The first year on the job is typically the most difficult for those who have completed CNA training, especially CNAs who work in hospitals. It doesn’t have to be, though. You can easily transition from a student in CNA training to a working nursing assistant with the following tips and find your job more satisfying and fulfilling.
After CNA Training: Making the Most of Your First Year of Employment
Surviving your first year of employment after CNA training should begin with your first job interview. Here are just a couple of questions you should ask.
- What is the turnover rate for CNA during their first year? High turnover rates at a health care facility can be very telling. They can tell you how an employer treats CNAs, what type of environment you can expect, and whether your new position will provide you with a balance of happiness, great income, and fulfilling work. Typically, turnover rates that are more than 20 percent are considered high in the health care industry.
- What type of orientation and continued CNA training will be provided? In order to renew your CNA license and expand your knowledge, additional CNA training is a must. Ask your interviewer if any will be provided while you are employed. Also, see if a nurse, administrator, or veteran CNA will be assigned to help you become oriented with the building, the patients, and the every-day routine of the facility. This will allow you to become familiar with your new workplace, so you don’t feel as if you need to run for the door in the first couple of days.
- What support is offered to CNAs? Talk to your interviewer about any emotional, social, and clinical support that will be offered to you while you are working for the facility. Who will help you deal with death? Who can you talk to if you feel like you are experiencing burnout?
Your First Year After CNA Training

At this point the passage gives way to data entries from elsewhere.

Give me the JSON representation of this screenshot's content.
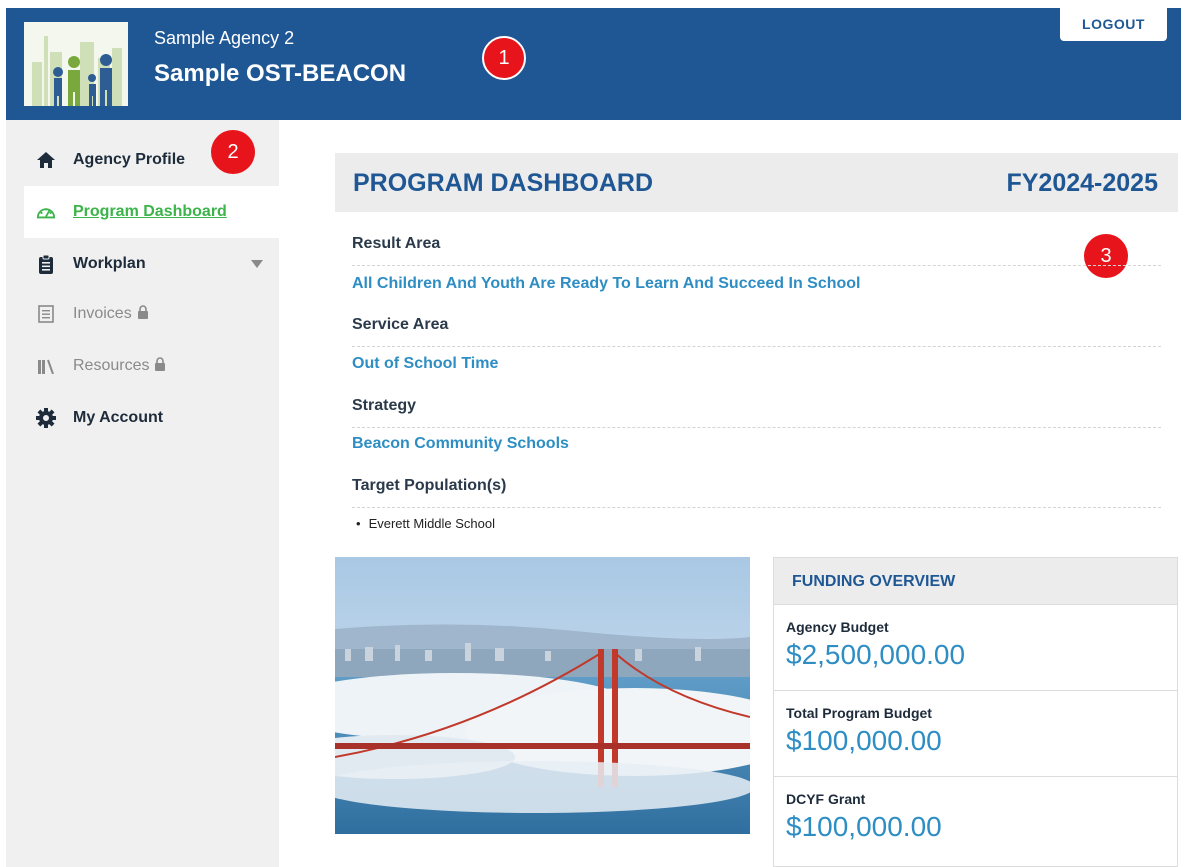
{
  "header": {
    "agency_name": "Sample Agency 2",
    "program_name": "Sample OST-BEACON",
    "logout_label": "LOGOUT",
    "brand_color": "#1f5795"
  },
  "markers": [
    "1",
    "2",
    "3"
  ],
  "sidebar": {
    "items": [
      {
        "label": "Agency Profile",
        "icon": "home-icon",
        "state": "normal"
      },
      {
        "label": "Program Dashboard",
        "icon": "dashboard-gauge-icon",
        "state": "active"
      },
      {
        "label": "Workplan",
        "icon": "clipboard-icon",
        "state": "normal",
        "has_submenu": true
      },
      {
        "label": "Invoices",
        "icon": "document-icon",
        "state": "locked"
      },
      {
        "label": "Resources",
        "icon": "books-icon",
        "state": "locked"
      },
      {
        "label": "My Account",
        "icon": "gear-icon",
        "state": "normal"
      }
    ]
  },
  "dashboard": {
    "title": "PROGRAM DASHBOARD",
    "fiscal_year": "FY2024-2025",
    "result_area_label": "Result Area",
    "result_area_value": "All Children And Youth Are Ready To Learn And Succeed In School",
    "service_area_label": "Service Area",
    "service_area_value": "Out of School Time",
    "strategy_label": "Strategy",
    "strategy_value": "Beacon Community Schools",
    "target_population_label": "Target Population(s)",
    "target_populations": [
      "Everett Middle School"
    ]
  },
  "funding": {
    "title": "FUNDING OVERVIEW",
    "rows": [
      {
        "label": "Agency Budget",
        "value": "$2,500,000.00"
      },
      {
        "label": "Total Program Budget",
        "value": "$100,000.00"
      },
      {
        "label": "DCYF Grant",
        "value": "$100,000.00"
      }
    ]
  },
  "colors": {
    "link": "#2e8ec4",
    "active_nav": "#3cb44a",
    "marker": "#e8141b"
  }
}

If you decide the facility will provide you with the environment and support you need to survive your first year after CNA training, there are two other factors to consider. One is your experience. If you have never worked as a CNA before, and have just finished training, you may want to volunteer at the facility first before making any commitment. This will allow you to get to know how the staff works, the routines, and the patients, as well as giving you a bit of experience that could bode well when your employer is deciding on your salary.
The second consideration is working on a specialty unit first, if you are going to be employed by a hospital. Working in labor and delivery, pediatrics, or the cardiac unit will provide you with one type of patient, whereas a medical or surgical unit would house a broader range of patients. A more controlled patient population may make your job easier during the first year, as you become accustomed to the facility.

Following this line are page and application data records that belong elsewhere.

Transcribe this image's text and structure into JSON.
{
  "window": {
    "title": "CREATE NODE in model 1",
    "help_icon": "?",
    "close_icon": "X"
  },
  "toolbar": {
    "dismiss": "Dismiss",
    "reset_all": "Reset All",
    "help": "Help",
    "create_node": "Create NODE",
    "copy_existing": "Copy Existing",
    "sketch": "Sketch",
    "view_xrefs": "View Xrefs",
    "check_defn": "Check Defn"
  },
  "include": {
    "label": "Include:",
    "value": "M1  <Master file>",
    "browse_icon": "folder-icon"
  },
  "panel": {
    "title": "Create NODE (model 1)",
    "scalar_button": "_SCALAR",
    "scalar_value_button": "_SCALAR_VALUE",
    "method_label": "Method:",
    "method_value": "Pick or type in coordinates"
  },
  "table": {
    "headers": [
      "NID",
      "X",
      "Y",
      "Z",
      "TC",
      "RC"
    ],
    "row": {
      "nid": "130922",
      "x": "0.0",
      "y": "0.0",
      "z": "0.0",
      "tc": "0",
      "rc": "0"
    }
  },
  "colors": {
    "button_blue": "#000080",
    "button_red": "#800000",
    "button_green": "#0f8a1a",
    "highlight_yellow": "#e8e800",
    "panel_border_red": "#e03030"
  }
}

Surviving your first year after CNA training isn’t difficult. Just follow these helpful tips to ensure you have the support, experience, and environment you need to enjoy your new career.